Hi Raederle. Great documentation of your raw food and exercise. Did you attend any raw food support groups or raw food meetups? How did you keep up your motivation?

Thanks and have a happy and healthy New Year!

My reply is as follows:


That's an excellent question!

I discovered the raw food diet through raw food potlucks. I was struggling both emotionally, physically and financially and I was very open to trying something new in my life. I didn't know anything about what "raw food" was when I first attended a potluck. I was so clueless -- I brought a few apples.

I never thought when I first went to one of those groups that I would ever be a raw foodist. I just loved all the new foods.

When I first started attending these "raw potlucks" I was surprised by a few things: everybody looked healthy, everyone at the meeting was happy and smiling, nobody was particularly negative, and there was so much intelligent conversation.
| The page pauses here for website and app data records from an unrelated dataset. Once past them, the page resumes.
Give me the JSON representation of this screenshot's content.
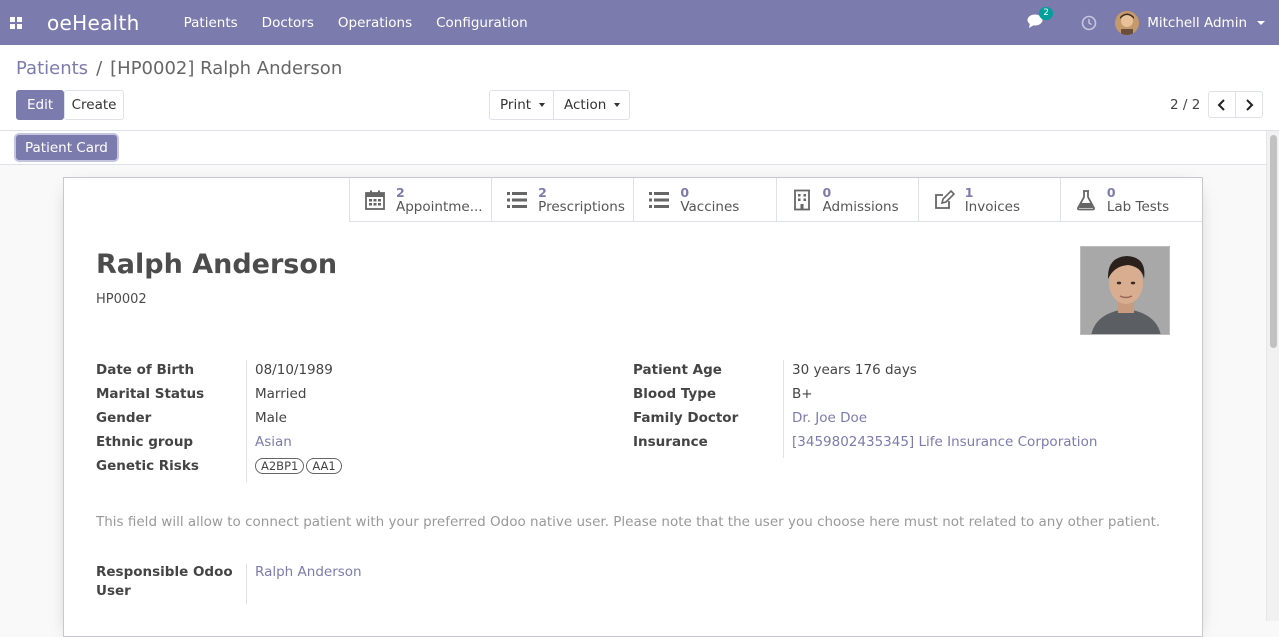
{
  "navbar": {
    "brand": "oeHealth",
    "menu": [
      "Patients",
      "Doctors",
      "Operations",
      "Configuration"
    ],
    "chat_count": "2",
    "user_name": "Mitchell Admin",
    "color": "#7c7bad"
  },
  "breadcrumb": {
    "parent": "Patients",
    "separator": "/",
    "current": "[HP0002] Ralph Anderson"
  },
  "toolbar": {
    "edit": "Edit",
    "create": "Create",
    "print": "Print",
    "action": "Action",
    "pager": "2 / 2"
  },
  "statusbar": {
    "patient_card": "Patient Card"
  },
  "smart_buttons": [
    {
      "value": "2",
      "label": "Appointme...",
      "icon": "calendar-icon"
    },
    {
      "value": "2",
      "label": "Prescriptions",
      "icon": "list-icon"
    },
    {
      "value": "0",
      "label": "Vaccines",
      "icon": "list-icon"
    },
    {
      "value": "0",
      "label": "Admissions",
      "icon": "building-icon"
    },
    {
      "value": "1",
      "label": "Invoices",
      "icon": "pencil-square-icon"
    },
    {
      "value": "0",
      "label": "Lab Tests",
      "icon": "flask-icon"
    }
  ],
  "patient": {
    "name": "Ralph Anderson",
    "code": "HP0002"
  },
  "left_fields": {
    "dob_label": "Date of Birth",
    "dob": "08/10/1989",
    "marital_label": "Marital Status",
    "marital": "Married",
    "gender_label": "Gender",
    "gender": "Male",
    "ethnic_label": "Ethnic group",
    "ethnic": "Asian",
    "genetic_label": "Genetic Risks",
    "genetic_tags": [
      "A2BP1",
      "AA1"
    ]
  },
  "right_fields": {
    "age_label": "Patient Age",
    "age": "30 years 176 days",
    "blood_label": "Blood Type",
    "blood": "B+",
    "doctor_label": "Family Doctor",
    "doctor": "Dr. Joe Doe",
    "insurance_label": "Insurance",
    "insurance": "[3459802435345] Life Insurance Corporation"
  },
  "help_text": "This field will allow to connect patient with your preferred Odoo native user. Please note that the user you choose here must not related to any other patient.",
  "responsible": {
    "label_line1": "Responsible Odoo",
    "label_line2": "User",
    "value": "Ralph Anderson"
  }
}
I was completely blown away by what great company it was. It's rare to go to a large gathering of people where there is nobody present with a sour disposition.

I went back to another potluck and then another and another because I loved the conversation and the food. Slowly a change began to happen. I started to want my life to be like the lives of these new people I was meeting. I wanted my daily meals to look like the meals I was having at these potlucks.

I discovered the raw food diet at the potlucks in Buffalo, New York. After I moved in Walnut Creek, California in April 2010 I joined the groups for raw food in this area and met new people. Again, lots of new recipes, lots of new ideas, and lots healthy great people. I was convinced. I started trying to incorporate the new recipes I learned into my day to day life.

I've had serious digestive issues, as I talk about on the part of my site called "My Story" and I've been overweight, I had constant burps, headaches, dizziness, etc, and I was getting sick for weeks at a time since I've been a small child.

Through diet changes before I discovered the raw diet I made progress, but until I switched to a 99% raw food diet (and I really mean 99% literally), on September 3rd 2011, I couldn't honestly say that I was a "healthy" person. Progress isn't enough. I need success. And with the raw diet, I've found it.

I don't need more motivation anymore. At first, my husband's support and the raw potlucks were needed to keep me interested in "making the switch" but now my own results are my motivation. I see my arms and stomach starting to look toned instead of fat and I know there is no way I'll ever go back. I see that I get so much more done now because I don't lose time being sick, tired, depressed or "not in the mood" to accomplish things.

I see that my entire life is better and that is more than enough motivation.

Merry 2011

~ Raederle

Misa in Red
Digital Painting by Raederle Phoenix
Click to read the blog entry about this artwork and to be able to view larger.

Speaking of progress... I've been going through my incomplete digital painting projects and finishing them so I could add them to my portfolio.

I've finished three projects that I've had sitting about for a year more, the first of which being a painting I've dubbed, A Fine Evening, the second being a much more impressive and time-intensive piece called Flaming Sprites, and the third of which being my first (currently my only) piece of fan art, pertaining to Death Note (an anime series), Misa in Red.

Another current project I'm working on is the planning for a road trip to film a documentary. The current status of plans, who is involved, who will be interviewed on the trip, etc, will always be available at that link. I've been writing a lot of letters asking raw foodists, health gurus, etc, if they'd like to be interviewed for the documentary, and I'm starting to see a few replies. Anyone who definitely wants to be involved will be mentioned on the documentary site.

Almost as a whim, I've decided to organize all of my poetry online into one comprehensive site, including my angst-y teen poetry which may provide a good laugh for some.

If you have not already friended me on my facebook, please do so. I've started adding "Notes" there when I have something small to say but don't want to make a full blog entry here about it, as well as continually posting updates there for anyone who is interested in my daily artistic and food-related activities.


~ Raederle Phoenix